As more and more brands begin to activate influencer marketing programs this year, there will be close attention paid to the quality of the content, the engagement of their audience with that content, and ultimately how the sharing of content yields new business and more brand awareness for the marketer.
The effectiveness of any marketing spend is ultimately tied back to how it drives sales so some of the same metrics for success with traditional paid media (reach, efficiency, etc.) will apply to influencer marketing but with a new spin. The “ripple effect” for influencers and micro-influencers can be described as how well their message ultimately carries throughout their network of followers and beyond.
The obvious way to measure this is to look at # of followers, # of shares, do some quick math to look at the collective reach of an influencer for an average post and apply a premium CPM to that content. It’s both a function of their own reach (followers), and the propensity of their followers to share content (potential reach) based on timing, quality, and topic they may be posting.
But the real “ripple effect” is really how far that message carries beyond the initial post and initial shares. How did it impact conversion rates? How did it lead to offline behaviors? Did it yield new, organic posts about the brand from people exposed to the content? How did it contribute to brand recall at the moment of purchase? All of these metrics are now within closer reach through new tools designed to track an influencer’s impact back to the brand.
One of the reasons that brands are drawn to influencer marketing is that the organic format is less invasive than traditional advertising and that the message is more humanized.
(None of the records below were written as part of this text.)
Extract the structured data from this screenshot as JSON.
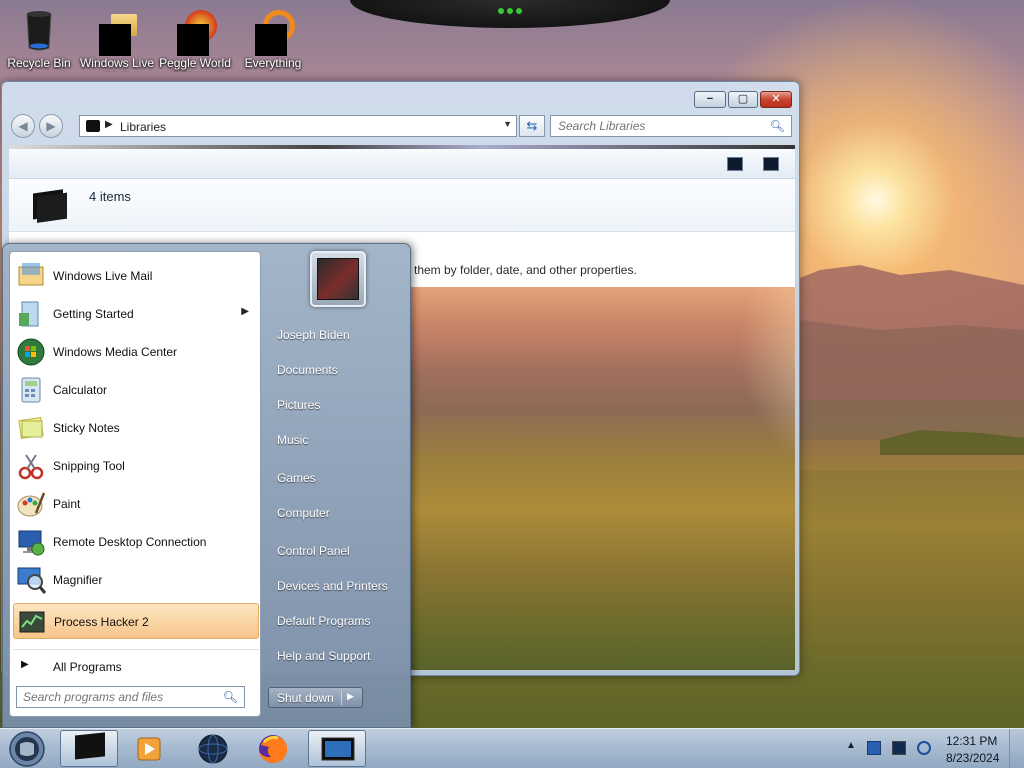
{
  "desktop": {
    "icons": [
      {
        "label": "Recycle Bin"
      },
      {
        "label": "Windows Live Mail"
      },
      {
        "label": "Peggle World of Warcraft"
      },
      {
        "label": "Everything"
      }
    ]
  },
  "explorer": {
    "address_path": "Libraries",
    "search_placeholder": "Search Libraries",
    "items_count": "4 items",
    "description": "them by folder, date, and other properties.",
    "buttons": {
      "minimize": "−",
      "maximize": "▢",
      "close": "✕"
    }
  },
  "start_menu": {
    "programs": [
      {
        "label": "Windows Live Mail",
        "icon": "mail-icon"
      },
      {
        "label": "Getting Started",
        "icon": "getting-started-icon",
        "submenu": true
      },
      {
        "label": "Windows Media Center",
        "icon": "media-center-icon"
      },
      {
        "label": "Calculator",
        "icon": "calculator-icon"
      },
      {
        "label": "Sticky Notes",
        "icon": "sticky-notes-icon"
      },
      {
        "label": "Snipping Tool",
        "icon": "snipping-tool-icon"
      },
      {
        "label": "Paint",
        "icon": "paint-icon"
      },
      {
        "label": "Remote Desktop Connection",
        "icon": "remote-desktop-icon"
      },
      {
        "label": "Magnifier",
        "icon": "magnifier-icon"
      },
      {
        "label": "Process Hacker 2",
        "icon": "process-hacker-icon",
        "highlighted": true
      }
    ],
    "all_programs": "All Programs",
    "search_placeholder": "Search programs and files",
    "right_items": [
      {
        "label": "Joseph Biden"
      },
      {
        "label": "Documents"
      },
      {
        "label": "Pictures"
      },
      {
        "label": "Music"
      },
      {
        "label": "Games"
      },
      {
        "label": "Computer"
      },
      {
        "label": "Control Panel"
      },
      {
        "label": "Devices and Printers"
      },
      {
        "label": "Default Programs"
      },
      {
        "label": "Help and Support"
      }
    ],
    "shutdown_label": "Shut down"
  },
  "taskbar": {
    "buttons": [
      {
        "icon": "libraries-icon",
        "active": true
      },
      {
        "icon": "media-player-icon"
      },
      {
        "icon": "globe-icon"
      },
      {
        "icon": "firefox-icon"
      },
      {
        "icon": "monitor-icon",
        "active": true
      }
    ],
    "clock": {
      "time": "12:31 PM",
      "date": "8/23/2024"
    }
  },
  "colors": {
    "highlight": "#f6c58a",
    "start_menu_blue": "#8ea2ba",
    "taskbar_blue": "#a8bbd0"
  }
}
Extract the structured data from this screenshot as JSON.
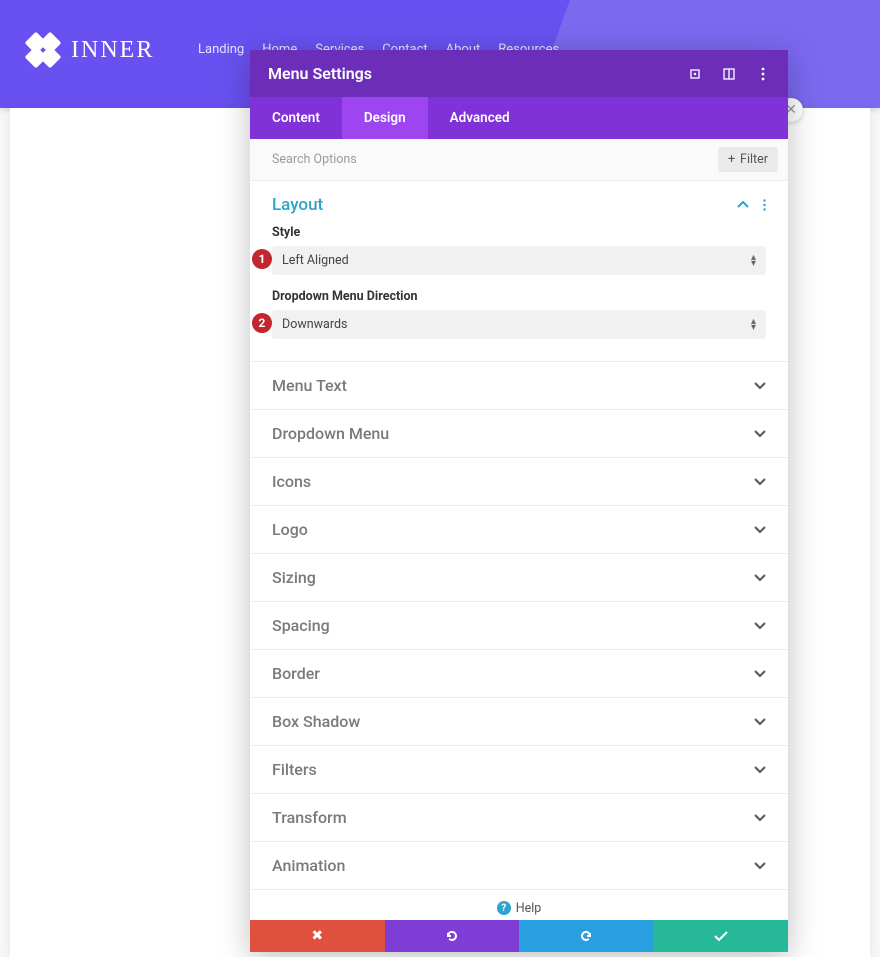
{
  "brand": {
    "name": "INNER"
  },
  "nav": [
    "Landing",
    "Home",
    "Services",
    "Contact",
    "About",
    "Resources"
  ],
  "modal": {
    "title": "Menu Settings",
    "tabs": [
      {
        "label": "Content",
        "active": false
      },
      {
        "label": "Design",
        "active": true
      },
      {
        "label": "Advanced",
        "active": false
      }
    ],
    "search_placeholder": "Search Options",
    "filter_label": "Filter",
    "layout": {
      "title": "Layout",
      "style_label": "Style",
      "style_value": "Left Aligned",
      "style_badge": "1",
      "dropdown_label": "Dropdown Menu Direction",
      "dropdown_value": "Downwards",
      "dropdown_badge": "2"
    },
    "sections": [
      "Menu Text",
      "Dropdown Menu",
      "Icons",
      "Logo",
      "Sizing",
      "Spacing",
      "Border",
      "Box Shadow",
      "Filters",
      "Transform",
      "Animation"
    ],
    "help_label": "Help"
  }
}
The pay-off in looking at “ripple effect” is to know as much as possible about the actual influencer and to equally understand as much as possible about their audience of followers. Finding out that one of the followers of an influencer who engages with their content is also a highly sought speaker at events designed for CMO’s changes the value equation of that influencers’ follow graph. This person has a higher likelihood of sharing positive sentiment to a much larger audience offline and potentially carries more weight with their reputation and the opportunities to promote. Digging deeper into the type of audience someone has can surface common interests, identify similar brands they all follow, and pick up clues on when their audience is most likely to engage and share.
Ultimately, influencer marketing is intended to achieve the same goals as traditional media spend but has the potential to provide a better view into ROI. As we understand more about the audience of the influencer and how they carry that message into their worlds, we can see the true “ripple effect” of influencers and brand ambassadors.
David Rush (@davidmrush) is the Founder and CEO of Earshot, a social media marketing platform that enables brands to discover, prioritize, and engage customers in real-time. Learn more about Earshot at earshotinc.com and follow us on Twitter @earshotinc.